■ Records supplied ■

————————

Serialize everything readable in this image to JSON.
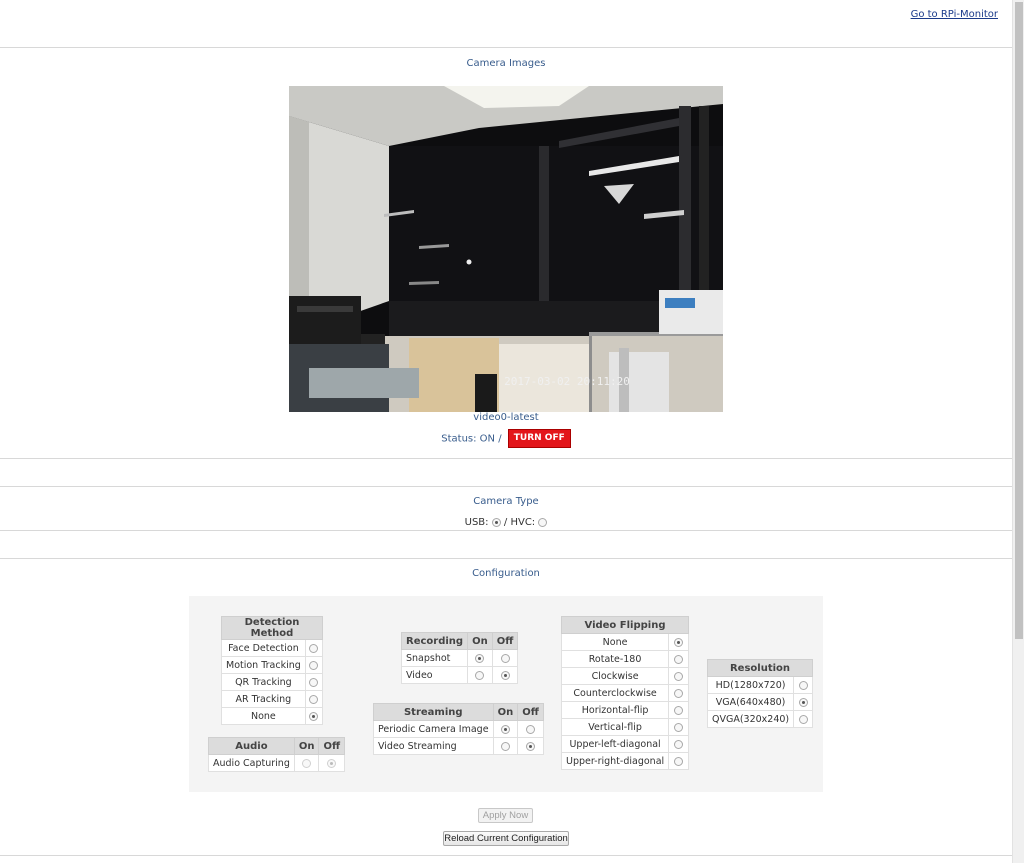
{
  "header": {
    "link_label": "Go to RPi-Monitor"
  },
  "camera_images": {
    "title": "Camera Images",
    "image_caption": "video0-latest",
    "image_timestamp": "2017-03-02 20:11:20",
    "status_label": "Status: ON /",
    "turn_off_label": "TURN OFF"
  },
  "camera_type": {
    "title": "Camera Type",
    "usb_label": "USB:",
    "separator": "/",
    "hvc_label": "HVC:",
    "selected": "USB"
  },
  "configuration": {
    "title": "Configuration",
    "detection": {
      "header": "Detection Method",
      "options": [
        "Face Detection",
        "Motion Tracking",
        "QR Tracking",
        "AR Tracking",
        "None"
      ],
      "selected": "None"
    },
    "audio": {
      "header": "Audio",
      "on": "On",
      "off": "Off",
      "rows": [
        {
          "label": "Audio Capturing",
          "value": "Off",
          "disabled": true
        }
      ]
    },
    "recording": {
      "header": "Recording",
      "on": "On",
      "off": "Off",
      "rows": [
        {
          "label": "Snapshot",
          "value": "On"
        },
        {
          "label": "Video",
          "value": "Off"
        }
      ]
    },
    "streaming": {
      "header": "Streaming",
      "on": "On",
      "off": "Off",
      "rows": [
        {
          "label": "Periodic Camera Image",
          "value": "On"
        },
        {
          "label": "Video Streaming",
          "value": "Off"
        }
      ]
    },
    "flipping": {
      "header": "Video Flipping",
      "options": [
        "None",
        "Rotate-180",
        "Clockwise",
        "Counterclockwise",
        "Horizontal-flip",
        "Vertical-flip",
        "Upper-left-diagonal",
        "Upper-right-diagonal"
      ],
      "selected": "None"
    },
    "resolution": {
      "header": "Resolution",
      "options": [
        "HD(1280x720)",
        "VGA(640x480)",
        "QVGA(320x240)"
      ],
      "selected": "VGA(640x480)"
    },
    "apply_label": "Apply Now",
    "reload_label": "Reload Current Configuration"
  },
  "colors": {
    "accent_text": "#385c8c",
    "turn_off_bg": "#e3161b",
    "link": "#1a3a8a"
  }
}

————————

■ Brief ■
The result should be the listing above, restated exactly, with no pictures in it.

■ Answer to the problem ■
Serialize everything readable in this image to JSON.
{
  "header": {
    "link_label": "Go to RPi-Monitor"
  },
  "camera_images": {
    "title": "Camera Images",
    "image_caption": "video0-latest",
    "image_timestamp": "2017-03-02 20:11:20",
    "status_label": "Status: ON /",
    "turn_off_label": "TURN OFF"
  },
  "camera_type": {
    "title": "Camera Type",
    "usb_label": "USB:",
    "separator": "/",
    "hvc_label": "HVC:",
    "selected": "USB"
  },
  "configuration": {
    "title": "Configuration",
    "detection": {
      "header": "Detection Method",
      "options": [
        "Face Detection",
        "Motion Tracking",
        "QR Tracking",
        "AR Tracking",
        "None"
      ],
      "selected": "None"
    },
    "audio": {
      "header": "Audio",
      "on": "On",
      "off": "Off",
      "rows": [
        {
          "label": "Audio Capturing",
          "value": "Off",
          "disabled": true
        }
      ]
    },
    "recording": {
      "header": "Recording",
      "on": "On",
      "off": "Off",
      "rows": [
        {
          "label": "Snapshot",
          "value": "On"
        },
        {
          "label": "Video",
          "value": "Off"
        }
      ]
    },
    "streaming": {
      "header": "Streaming",
      "on": "On",
      "off": "Off",
      "rows": [
        {
          "label": "Periodic Camera Image",
          "value": "On"
        },
        {
          "label": "Video Streaming",
          "value": "Off"
        }
      ]
    },
    "flipping": {
      "header": "Video Flipping",
      "options": [
        "None",
        "Rotate-180",
        "Clockwise",
        "Counterclockwise",
        "Horizontal-flip",
        "Vertical-flip",
        "Upper-left-diagonal",
        "Upper-right-diagonal"
      ],
      "selected": "None"
    },
    "resolution": {
      "header": "Resolution",
      "options": [
        "HD(1280x720)",
        "VGA(640x480)",
        "QVGA(320x240)"
      ],
      "selected": "VGA(640x480)"
    },
    "apply_label": "Apply Now",
    "reload_label": "Reload Current Configuration"
  },
  "colors": {
    "accent_text": "#385c8c",
    "turn_off_bg": "#e3161b",
    "link": "#1a3a8a"
  }
}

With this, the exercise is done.